## [EXERCISE]
Wherever a line in the records contains the word "Upgrade", return that line.

○ ○ ○ ○

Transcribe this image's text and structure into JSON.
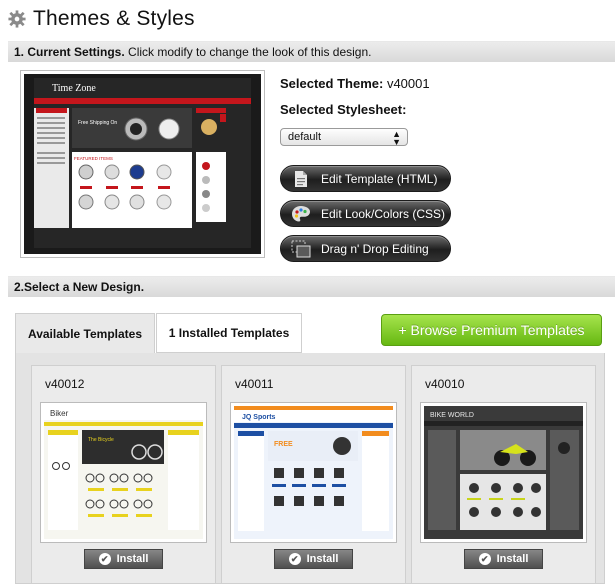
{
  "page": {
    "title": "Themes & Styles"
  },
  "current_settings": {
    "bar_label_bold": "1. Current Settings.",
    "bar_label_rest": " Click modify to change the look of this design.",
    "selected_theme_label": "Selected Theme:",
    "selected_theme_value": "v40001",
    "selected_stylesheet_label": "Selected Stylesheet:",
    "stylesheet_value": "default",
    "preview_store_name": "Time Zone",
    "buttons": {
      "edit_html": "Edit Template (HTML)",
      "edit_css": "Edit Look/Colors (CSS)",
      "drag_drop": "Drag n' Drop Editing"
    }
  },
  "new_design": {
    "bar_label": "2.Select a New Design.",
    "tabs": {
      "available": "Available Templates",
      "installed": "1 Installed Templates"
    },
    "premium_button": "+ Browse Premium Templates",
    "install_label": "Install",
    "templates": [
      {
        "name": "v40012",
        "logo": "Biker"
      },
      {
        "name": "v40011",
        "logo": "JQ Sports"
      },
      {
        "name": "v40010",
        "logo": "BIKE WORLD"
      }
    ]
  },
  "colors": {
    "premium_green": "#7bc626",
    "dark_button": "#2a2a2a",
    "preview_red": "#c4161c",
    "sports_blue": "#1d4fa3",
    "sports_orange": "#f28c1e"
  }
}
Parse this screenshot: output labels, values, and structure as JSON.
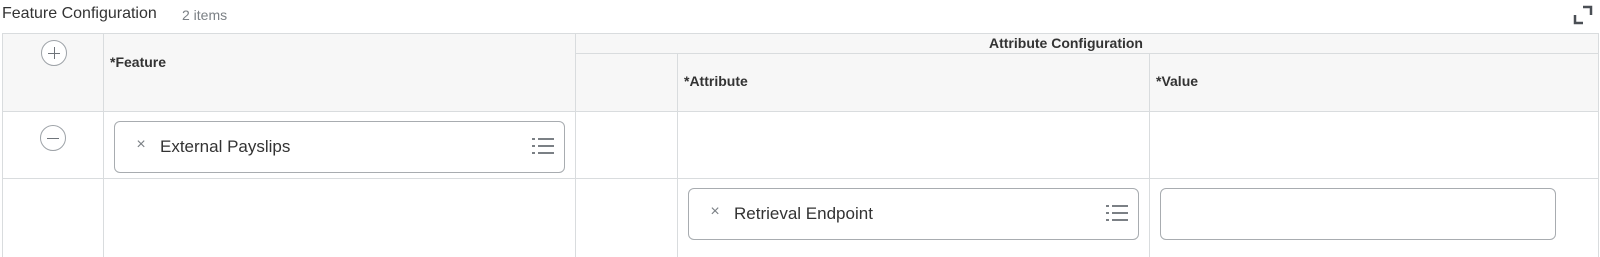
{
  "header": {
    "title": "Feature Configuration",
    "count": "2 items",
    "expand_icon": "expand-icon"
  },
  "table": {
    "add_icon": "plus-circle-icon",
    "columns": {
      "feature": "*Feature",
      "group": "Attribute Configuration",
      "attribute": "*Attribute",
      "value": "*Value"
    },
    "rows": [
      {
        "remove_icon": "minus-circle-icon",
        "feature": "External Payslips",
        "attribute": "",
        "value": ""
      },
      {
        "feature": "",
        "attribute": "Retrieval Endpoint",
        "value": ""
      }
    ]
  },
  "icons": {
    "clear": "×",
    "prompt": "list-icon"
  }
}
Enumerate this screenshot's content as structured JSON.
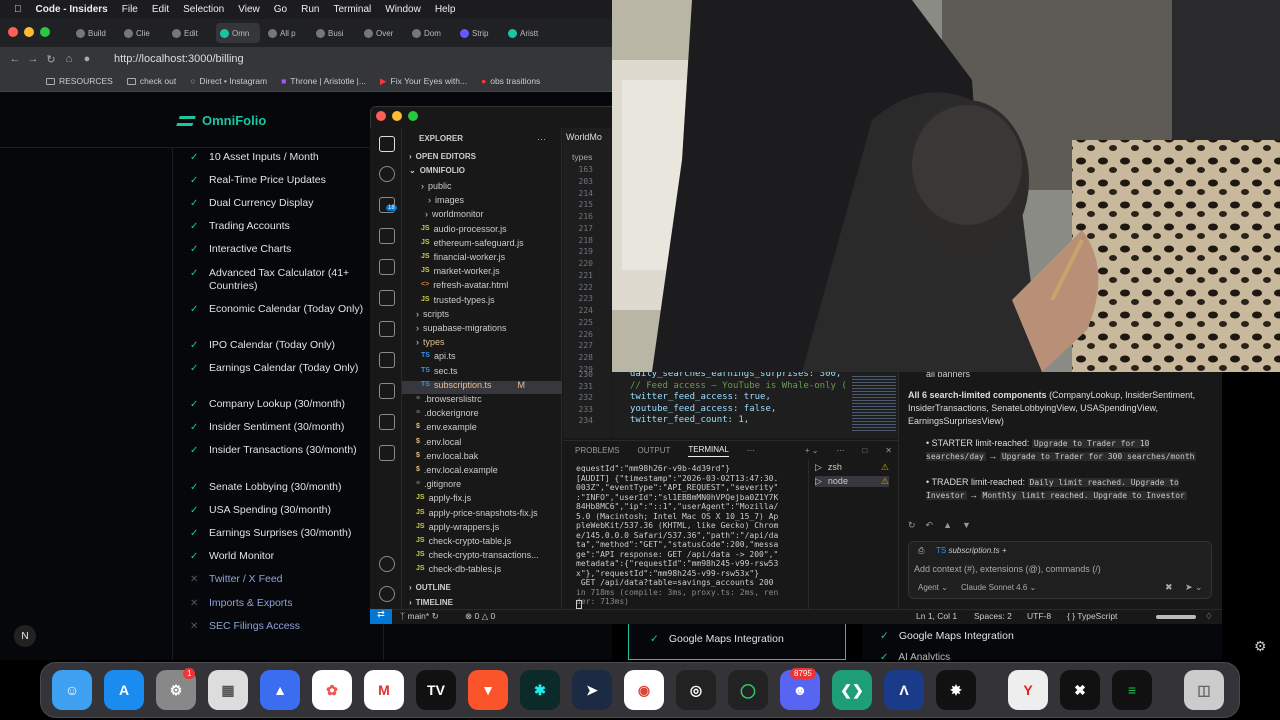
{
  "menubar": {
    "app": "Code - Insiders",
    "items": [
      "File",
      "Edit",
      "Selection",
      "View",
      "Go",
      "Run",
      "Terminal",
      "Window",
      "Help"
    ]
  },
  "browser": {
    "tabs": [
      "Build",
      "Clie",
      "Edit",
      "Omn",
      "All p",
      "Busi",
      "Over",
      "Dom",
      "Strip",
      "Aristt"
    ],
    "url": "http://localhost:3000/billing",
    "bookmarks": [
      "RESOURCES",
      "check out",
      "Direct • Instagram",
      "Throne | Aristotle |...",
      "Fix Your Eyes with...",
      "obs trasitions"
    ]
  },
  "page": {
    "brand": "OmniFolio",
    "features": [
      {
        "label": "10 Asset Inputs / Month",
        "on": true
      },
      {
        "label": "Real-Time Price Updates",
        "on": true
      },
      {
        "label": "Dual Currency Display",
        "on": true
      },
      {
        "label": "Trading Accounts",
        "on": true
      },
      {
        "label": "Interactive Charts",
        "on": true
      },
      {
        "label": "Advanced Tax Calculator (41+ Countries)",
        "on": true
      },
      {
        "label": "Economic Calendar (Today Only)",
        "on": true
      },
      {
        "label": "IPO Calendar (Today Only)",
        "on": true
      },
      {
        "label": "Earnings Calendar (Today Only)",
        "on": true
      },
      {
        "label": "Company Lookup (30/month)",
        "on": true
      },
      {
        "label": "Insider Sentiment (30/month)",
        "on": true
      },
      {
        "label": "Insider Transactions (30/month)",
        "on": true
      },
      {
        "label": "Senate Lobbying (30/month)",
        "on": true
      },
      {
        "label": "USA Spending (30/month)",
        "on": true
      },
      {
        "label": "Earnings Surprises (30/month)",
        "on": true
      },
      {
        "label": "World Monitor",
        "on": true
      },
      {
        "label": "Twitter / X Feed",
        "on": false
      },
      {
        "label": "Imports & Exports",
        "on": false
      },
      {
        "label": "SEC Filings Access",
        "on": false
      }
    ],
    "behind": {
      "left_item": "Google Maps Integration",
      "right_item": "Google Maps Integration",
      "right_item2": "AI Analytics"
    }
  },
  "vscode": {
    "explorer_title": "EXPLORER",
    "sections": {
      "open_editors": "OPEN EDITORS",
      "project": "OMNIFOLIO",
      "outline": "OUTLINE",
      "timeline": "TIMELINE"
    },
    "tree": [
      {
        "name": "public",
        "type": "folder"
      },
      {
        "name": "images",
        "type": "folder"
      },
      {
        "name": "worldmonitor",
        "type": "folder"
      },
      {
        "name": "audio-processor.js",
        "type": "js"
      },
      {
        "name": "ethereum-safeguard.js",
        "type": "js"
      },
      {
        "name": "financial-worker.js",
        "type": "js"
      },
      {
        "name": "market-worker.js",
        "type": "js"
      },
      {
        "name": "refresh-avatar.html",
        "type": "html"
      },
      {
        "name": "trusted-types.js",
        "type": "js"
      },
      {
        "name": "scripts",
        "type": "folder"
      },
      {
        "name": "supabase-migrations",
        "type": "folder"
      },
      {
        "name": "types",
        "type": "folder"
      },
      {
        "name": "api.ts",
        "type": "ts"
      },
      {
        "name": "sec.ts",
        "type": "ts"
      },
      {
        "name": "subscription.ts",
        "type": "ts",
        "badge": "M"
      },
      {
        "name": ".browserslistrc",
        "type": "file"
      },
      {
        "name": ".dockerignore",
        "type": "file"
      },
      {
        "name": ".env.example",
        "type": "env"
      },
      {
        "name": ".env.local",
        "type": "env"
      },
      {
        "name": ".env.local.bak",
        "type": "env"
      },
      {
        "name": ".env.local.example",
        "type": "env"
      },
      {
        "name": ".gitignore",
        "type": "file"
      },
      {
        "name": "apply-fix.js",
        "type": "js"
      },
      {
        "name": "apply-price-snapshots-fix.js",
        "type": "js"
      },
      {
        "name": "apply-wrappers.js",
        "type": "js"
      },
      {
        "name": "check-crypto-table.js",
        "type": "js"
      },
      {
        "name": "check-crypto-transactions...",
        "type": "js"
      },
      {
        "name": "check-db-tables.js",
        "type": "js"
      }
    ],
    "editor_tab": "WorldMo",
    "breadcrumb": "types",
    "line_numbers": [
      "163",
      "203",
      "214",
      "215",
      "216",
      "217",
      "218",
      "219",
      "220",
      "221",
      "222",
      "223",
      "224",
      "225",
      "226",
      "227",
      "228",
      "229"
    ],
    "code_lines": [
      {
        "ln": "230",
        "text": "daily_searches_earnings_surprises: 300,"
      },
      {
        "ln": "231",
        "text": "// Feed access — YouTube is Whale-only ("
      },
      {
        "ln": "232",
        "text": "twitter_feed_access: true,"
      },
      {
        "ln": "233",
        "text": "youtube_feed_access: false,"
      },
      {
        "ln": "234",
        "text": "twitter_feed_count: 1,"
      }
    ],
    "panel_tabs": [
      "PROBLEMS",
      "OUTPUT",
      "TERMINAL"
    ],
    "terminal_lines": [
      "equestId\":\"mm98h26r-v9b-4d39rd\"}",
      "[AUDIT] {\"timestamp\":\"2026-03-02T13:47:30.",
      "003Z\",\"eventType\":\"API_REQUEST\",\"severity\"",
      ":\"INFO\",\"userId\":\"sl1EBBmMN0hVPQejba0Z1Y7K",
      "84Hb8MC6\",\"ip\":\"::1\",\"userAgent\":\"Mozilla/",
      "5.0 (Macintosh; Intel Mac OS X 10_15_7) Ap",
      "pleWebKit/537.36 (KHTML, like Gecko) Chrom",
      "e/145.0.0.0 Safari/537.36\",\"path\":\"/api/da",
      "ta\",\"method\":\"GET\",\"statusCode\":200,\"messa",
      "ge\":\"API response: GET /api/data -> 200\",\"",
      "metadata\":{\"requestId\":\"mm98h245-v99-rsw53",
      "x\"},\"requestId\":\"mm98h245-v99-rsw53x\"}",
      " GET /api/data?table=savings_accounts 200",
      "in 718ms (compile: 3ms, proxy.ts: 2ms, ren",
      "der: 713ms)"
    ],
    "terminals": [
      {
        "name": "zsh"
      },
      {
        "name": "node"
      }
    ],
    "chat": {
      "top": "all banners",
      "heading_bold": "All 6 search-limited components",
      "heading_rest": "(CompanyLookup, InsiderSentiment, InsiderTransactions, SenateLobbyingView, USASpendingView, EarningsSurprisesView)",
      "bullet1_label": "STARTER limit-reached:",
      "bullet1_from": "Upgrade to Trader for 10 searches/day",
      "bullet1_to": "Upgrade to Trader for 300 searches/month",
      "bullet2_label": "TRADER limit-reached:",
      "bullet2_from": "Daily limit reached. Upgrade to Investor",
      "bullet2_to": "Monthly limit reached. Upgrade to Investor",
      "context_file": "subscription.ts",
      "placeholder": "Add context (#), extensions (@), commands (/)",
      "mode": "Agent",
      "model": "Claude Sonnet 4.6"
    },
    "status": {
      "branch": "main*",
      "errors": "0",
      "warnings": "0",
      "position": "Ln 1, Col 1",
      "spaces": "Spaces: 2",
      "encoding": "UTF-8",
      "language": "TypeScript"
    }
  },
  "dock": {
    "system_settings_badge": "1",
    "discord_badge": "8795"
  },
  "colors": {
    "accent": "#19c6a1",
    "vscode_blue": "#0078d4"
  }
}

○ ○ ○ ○

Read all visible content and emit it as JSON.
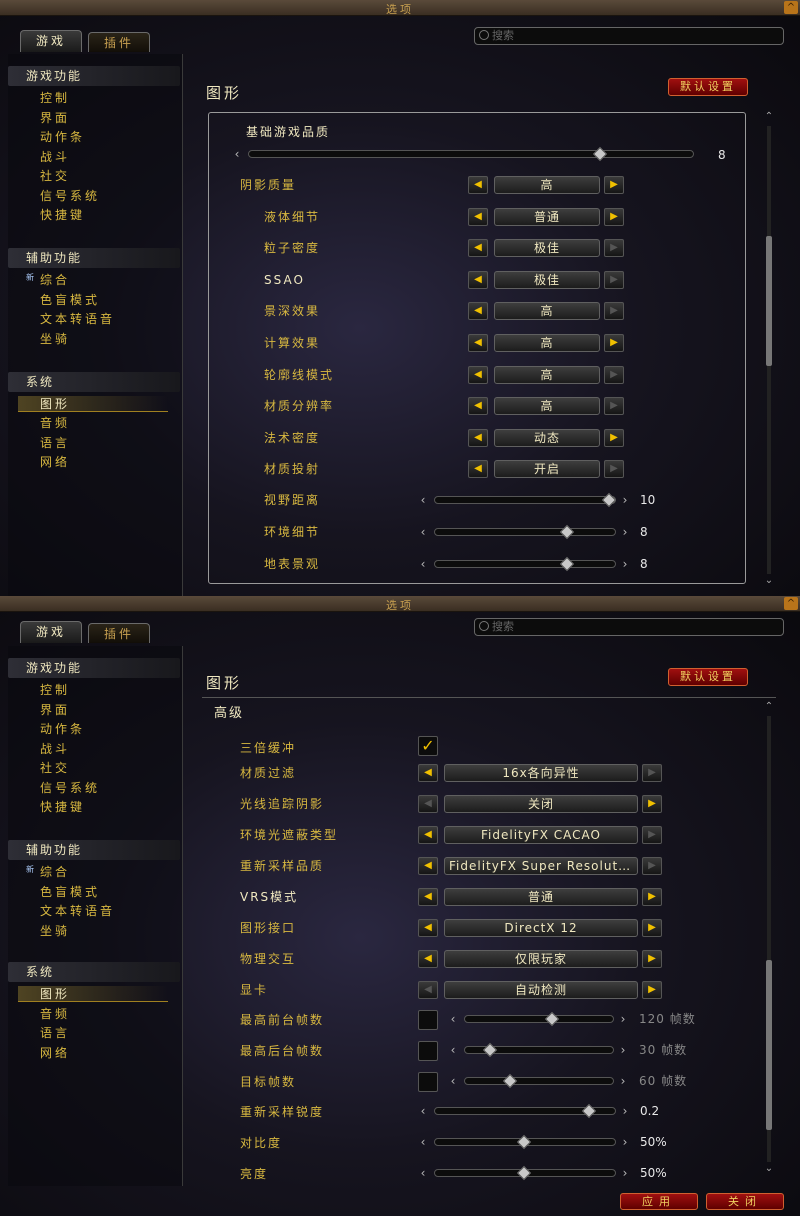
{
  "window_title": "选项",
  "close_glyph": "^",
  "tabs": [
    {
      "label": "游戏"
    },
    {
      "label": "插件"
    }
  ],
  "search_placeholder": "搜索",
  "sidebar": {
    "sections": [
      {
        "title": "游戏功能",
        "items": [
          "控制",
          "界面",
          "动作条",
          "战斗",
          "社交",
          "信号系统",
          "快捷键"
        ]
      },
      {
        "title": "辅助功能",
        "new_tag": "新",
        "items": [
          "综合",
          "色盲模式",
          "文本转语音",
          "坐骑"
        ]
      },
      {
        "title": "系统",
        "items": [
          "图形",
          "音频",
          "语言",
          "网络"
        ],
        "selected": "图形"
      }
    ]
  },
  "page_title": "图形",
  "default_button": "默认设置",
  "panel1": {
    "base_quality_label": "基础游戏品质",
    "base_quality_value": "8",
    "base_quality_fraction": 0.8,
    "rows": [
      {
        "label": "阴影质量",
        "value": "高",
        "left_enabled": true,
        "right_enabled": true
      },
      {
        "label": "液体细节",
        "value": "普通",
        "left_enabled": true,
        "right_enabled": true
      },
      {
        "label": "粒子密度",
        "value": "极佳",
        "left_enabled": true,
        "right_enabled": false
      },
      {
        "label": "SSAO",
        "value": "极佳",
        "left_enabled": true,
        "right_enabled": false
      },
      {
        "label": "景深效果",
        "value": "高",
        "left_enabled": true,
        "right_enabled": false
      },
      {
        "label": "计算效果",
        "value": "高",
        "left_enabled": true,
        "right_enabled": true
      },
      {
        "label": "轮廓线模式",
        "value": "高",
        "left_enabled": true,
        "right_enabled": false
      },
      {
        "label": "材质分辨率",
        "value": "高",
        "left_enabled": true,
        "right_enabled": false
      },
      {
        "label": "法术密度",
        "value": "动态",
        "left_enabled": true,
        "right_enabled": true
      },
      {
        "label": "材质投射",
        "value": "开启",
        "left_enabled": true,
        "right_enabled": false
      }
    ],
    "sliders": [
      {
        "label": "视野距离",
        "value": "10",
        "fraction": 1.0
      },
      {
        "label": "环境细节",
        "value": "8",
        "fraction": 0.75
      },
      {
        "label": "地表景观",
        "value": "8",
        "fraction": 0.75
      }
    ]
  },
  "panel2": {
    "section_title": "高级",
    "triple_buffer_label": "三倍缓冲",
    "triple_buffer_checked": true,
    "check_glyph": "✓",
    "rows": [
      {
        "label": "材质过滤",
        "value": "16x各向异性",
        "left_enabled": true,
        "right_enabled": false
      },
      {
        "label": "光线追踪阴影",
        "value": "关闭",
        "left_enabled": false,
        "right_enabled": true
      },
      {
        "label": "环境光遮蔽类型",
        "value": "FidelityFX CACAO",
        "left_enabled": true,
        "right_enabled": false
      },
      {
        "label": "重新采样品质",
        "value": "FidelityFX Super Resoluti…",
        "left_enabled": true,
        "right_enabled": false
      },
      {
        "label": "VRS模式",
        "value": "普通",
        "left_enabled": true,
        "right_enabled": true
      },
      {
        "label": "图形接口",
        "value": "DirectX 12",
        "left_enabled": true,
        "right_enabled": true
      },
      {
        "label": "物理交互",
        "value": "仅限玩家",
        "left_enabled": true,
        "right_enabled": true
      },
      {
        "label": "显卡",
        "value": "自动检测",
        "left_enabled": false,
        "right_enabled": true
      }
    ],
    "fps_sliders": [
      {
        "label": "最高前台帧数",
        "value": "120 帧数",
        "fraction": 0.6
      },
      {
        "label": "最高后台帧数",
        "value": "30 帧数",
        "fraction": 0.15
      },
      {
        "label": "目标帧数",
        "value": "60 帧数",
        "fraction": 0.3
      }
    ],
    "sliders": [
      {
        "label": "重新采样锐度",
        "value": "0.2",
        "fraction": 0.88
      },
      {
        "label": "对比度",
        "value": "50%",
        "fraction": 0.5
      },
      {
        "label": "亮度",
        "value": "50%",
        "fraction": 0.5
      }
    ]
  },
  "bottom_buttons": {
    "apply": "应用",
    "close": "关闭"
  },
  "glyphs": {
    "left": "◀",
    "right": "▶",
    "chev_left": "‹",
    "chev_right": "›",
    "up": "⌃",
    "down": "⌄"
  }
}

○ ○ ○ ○

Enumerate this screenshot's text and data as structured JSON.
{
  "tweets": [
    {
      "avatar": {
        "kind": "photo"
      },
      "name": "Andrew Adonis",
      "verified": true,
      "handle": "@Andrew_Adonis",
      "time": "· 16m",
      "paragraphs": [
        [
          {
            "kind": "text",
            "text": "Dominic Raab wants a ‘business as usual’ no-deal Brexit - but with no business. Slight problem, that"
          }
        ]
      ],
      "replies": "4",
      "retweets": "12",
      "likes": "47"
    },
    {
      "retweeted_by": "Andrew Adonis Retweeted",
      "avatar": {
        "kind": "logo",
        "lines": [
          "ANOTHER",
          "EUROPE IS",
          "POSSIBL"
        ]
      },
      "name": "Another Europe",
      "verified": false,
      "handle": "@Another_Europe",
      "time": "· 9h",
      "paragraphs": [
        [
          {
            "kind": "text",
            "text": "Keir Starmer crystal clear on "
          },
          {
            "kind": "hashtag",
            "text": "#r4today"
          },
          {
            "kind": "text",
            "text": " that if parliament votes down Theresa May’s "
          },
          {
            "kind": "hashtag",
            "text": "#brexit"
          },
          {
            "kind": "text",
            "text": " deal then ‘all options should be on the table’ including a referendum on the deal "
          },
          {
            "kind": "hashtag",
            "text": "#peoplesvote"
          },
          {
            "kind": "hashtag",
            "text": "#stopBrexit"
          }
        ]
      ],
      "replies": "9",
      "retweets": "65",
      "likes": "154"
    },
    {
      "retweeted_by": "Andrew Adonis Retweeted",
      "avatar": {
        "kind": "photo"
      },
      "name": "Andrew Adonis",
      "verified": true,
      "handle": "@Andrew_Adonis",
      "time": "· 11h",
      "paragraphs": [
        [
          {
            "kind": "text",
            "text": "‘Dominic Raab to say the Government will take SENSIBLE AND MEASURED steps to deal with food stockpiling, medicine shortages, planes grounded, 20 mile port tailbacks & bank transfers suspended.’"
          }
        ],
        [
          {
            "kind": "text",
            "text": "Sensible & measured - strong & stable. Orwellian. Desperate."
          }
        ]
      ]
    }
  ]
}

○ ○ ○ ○

## [EXPECTED ANSWER]
      "bullet1_from": "Upgrade to Trader for 10 searches/day",
      "bullet1_to": "Upgrade to Trader for 300 searches/month",
      "bullet2_from": "Daily limit reached. Upgrade to Investor",
      "bullet2_to": "Monthly limit reached. Upgrade to Investor",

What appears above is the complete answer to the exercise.